▶ **Problem requirements**
The exercise calls for a faithful copy of all the data.

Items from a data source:
"""

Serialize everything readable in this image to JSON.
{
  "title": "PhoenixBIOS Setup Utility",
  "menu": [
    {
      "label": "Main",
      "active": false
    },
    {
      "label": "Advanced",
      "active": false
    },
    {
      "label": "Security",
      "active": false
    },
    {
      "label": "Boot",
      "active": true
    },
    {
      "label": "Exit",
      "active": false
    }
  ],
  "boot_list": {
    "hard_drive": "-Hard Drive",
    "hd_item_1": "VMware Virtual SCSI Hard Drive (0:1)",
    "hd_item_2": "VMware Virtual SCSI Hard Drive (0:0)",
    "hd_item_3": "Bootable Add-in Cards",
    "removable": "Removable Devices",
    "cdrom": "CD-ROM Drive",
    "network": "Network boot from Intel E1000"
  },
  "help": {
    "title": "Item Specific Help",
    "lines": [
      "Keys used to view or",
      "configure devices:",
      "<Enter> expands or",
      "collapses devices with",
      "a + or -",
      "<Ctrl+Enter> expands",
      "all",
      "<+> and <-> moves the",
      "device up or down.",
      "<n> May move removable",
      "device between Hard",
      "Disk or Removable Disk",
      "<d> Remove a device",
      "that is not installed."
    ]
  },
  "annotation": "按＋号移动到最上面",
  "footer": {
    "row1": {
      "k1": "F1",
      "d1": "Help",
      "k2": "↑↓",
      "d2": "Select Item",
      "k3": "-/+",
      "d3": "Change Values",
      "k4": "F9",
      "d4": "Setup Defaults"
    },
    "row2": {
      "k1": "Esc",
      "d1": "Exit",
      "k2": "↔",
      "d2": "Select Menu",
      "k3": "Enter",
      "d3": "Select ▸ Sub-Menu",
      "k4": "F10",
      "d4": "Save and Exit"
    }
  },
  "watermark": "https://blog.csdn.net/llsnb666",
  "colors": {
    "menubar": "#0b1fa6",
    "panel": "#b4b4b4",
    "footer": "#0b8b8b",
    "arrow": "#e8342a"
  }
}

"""

▶ **Answer space**
Serialize everything readable in this image to JSON.
{
  "title": "PhoenixBIOS Setup Utility",
  "menu": [
    {
      "label": "Main",
      "active": false
    },
    {
      "label": "Advanced",
      "active": false
    },
    {
      "label": "Security",
      "active": false
    },
    {
      "label": "Boot",
      "active": true
    },
    {
      "label": "Exit",
      "active": false
    }
  ],
  "boot_list": {
    "hard_drive": "-Hard Drive",
    "hd_item_1": "VMware Virtual SCSI Hard Drive (0:1)",
    "hd_item_2": "VMware Virtual SCSI Hard Drive (0:0)",
    "hd_item_3": "Bootable Add-in Cards",
    "removable": "Removable Devices",
    "cdrom": "CD-ROM Drive",
    "network": "Network boot from Intel E1000"
  },
  "help": {
    "title": "Item Specific Help",
    "lines": [
      "Keys used to view or",
      "configure devices:",
      "<Enter> expands or",
      "collapses devices with",
      "a + or -",
      "<Ctrl+Enter> expands",
      "all",
      "<+> and <-> moves the",
      "device up or down.",
      "<n> May move removable",
      "device between Hard",
      "Disk or Removable Disk",
      "<d> Remove a device",
      "that is not installed."
    ]
  },
  "annotation": "按＋号移动到最上面",
  "footer": {
    "row1": {
      "k1": "F1",
      "d1": "Help",
      "k2": "↑↓",
      "d2": "Select Item",
      "k3": "-/+",
      "d3": "Change Values",
      "k4": "F9",
      "d4": "Setup Defaults"
    },
    "row2": {
      "k1": "Esc",
      "d1": "Exit",
      "k2": "↔",
      "d2": "Select Menu",
      "k3": "Enter",
      "d3": "Select ▸ Sub-Menu",
      "k4": "F10",
      "d4": "Save and Exit"
    }
  },
  "watermark": "https://blog.csdn.net/llsnb666",
  "colors": {
    "menubar": "#0b1fa6",
    "panel": "#b4b4b4",
    "footer": "#0b8b8b",
    "arrow": "#e8342a"
  }
}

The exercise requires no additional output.